- **Problem requirements**:
Return the data below unchanged. Drop any pictures.
• • • • •
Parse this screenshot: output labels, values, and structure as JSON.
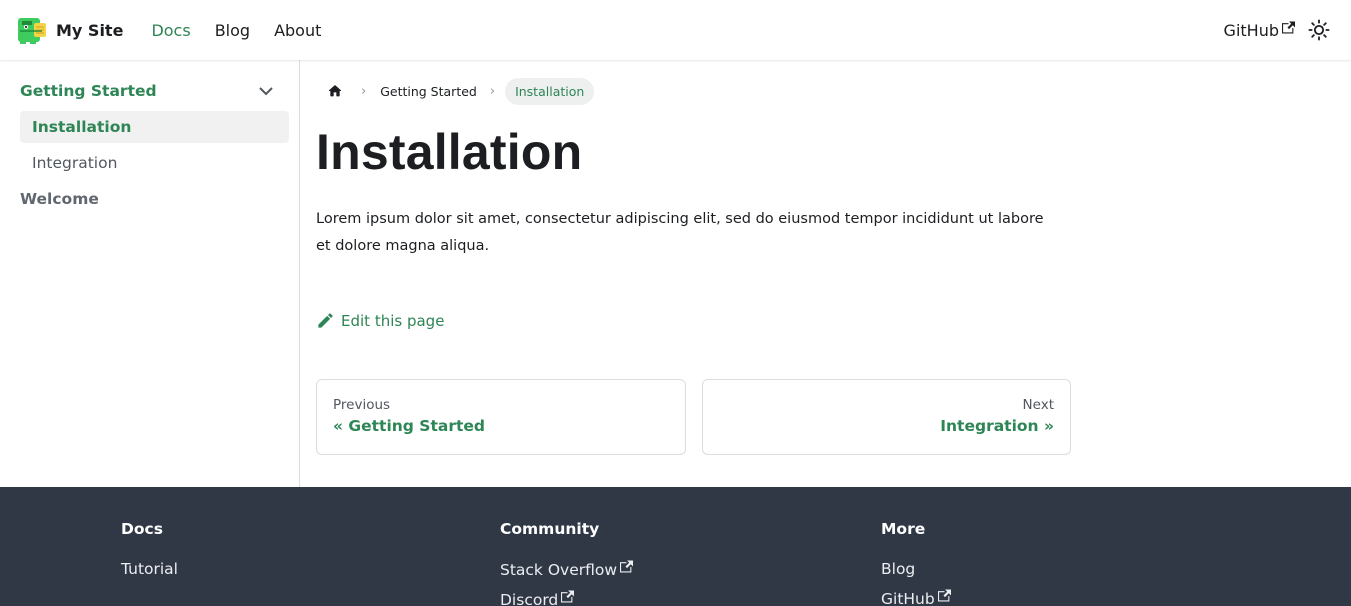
{
  "navbar": {
    "brand_title": "My Site",
    "links": [
      "Docs",
      "Blog",
      "About"
    ],
    "github_label": "GitHub",
    "accent_color": "#2e8555"
  },
  "sidebar": {
    "category_label": "Getting Started",
    "items": [
      "Installation",
      "Integration"
    ],
    "top_item": "Welcome"
  },
  "breadcrumbs": {
    "items": [
      "Getting Started",
      "Installation"
    ]
  },
  "doc": {
    "title": "Installation",
    "body": "Lorem ipsum dolor sit amet, consectetur adipiscing elit, sed do eiusmod tempor incididunt ut labore et dolore magna aliqua.",
    "edit_label": "Edit this page"
  },
  "pager": {
    "prev_sub": "Previous",
    "prev_label": "« Getting Started",
    "next_sub": "Next",
    "next_label": "Integration »"
  },
  "footer": {
    "columns": [
      {
        "title": "Docs",
        "links": [
          "Tutorial"
        ]
      },
      {
        "title": "Community",
        "links": [
          "Stack Overflow",
          "Discord"
        ]
      },
      {
        "title": "More",
        "links": [
          "Blog",
          "GitHub"
        ]
      }
    ]
  }
}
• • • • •
- **The completed task**:
Parse this screenshot: output labels, values, and structure as JSON.
{
  "navbar": {
    "brand_title": "My Site",
    "links": [
      "Docs",
      "Blog",
      "About"
    ],
    "github_label": "GitHub",
    "accent_color": "#2e8555"
  },
  "sidebar": {
    "category_label": "Getting Started",
    "items": [
      "Installation",
      "Integration"
    ],
    "top_item": "Welcome"
  },
  "breadcrumbs": {
    "items": [
      "Getting Started",
      "Installation"
    ]
  },
  "doc": {
    "title": "Installation",
    "body": "Lorem ipsum dolor sit amet, consectetur adipiscing elit, sed do eiusmod tempor incididunt ut labore et dolore magna aliqua.",
    "edit_label": "Edit this page"
  },
  "pager": {
    "prev_sub": "Previous",
    "prev_label": "« Getting Started",
    "next_sub": "Next",
    "next_label": "Integration »"
  },
  "footer": {
    "columns": [
      {
        "title": "Docs",
        "links": [
          "Tutorial"
        ]
      },
      {
        "title": "Community",
        "links": [
          "Stack Overflow",
          "Discord"
        ]
      },
      {
        "title": "More",
        "links": [
          "Blog",
          "GitHub"
        ]
      }
    ]
  }
}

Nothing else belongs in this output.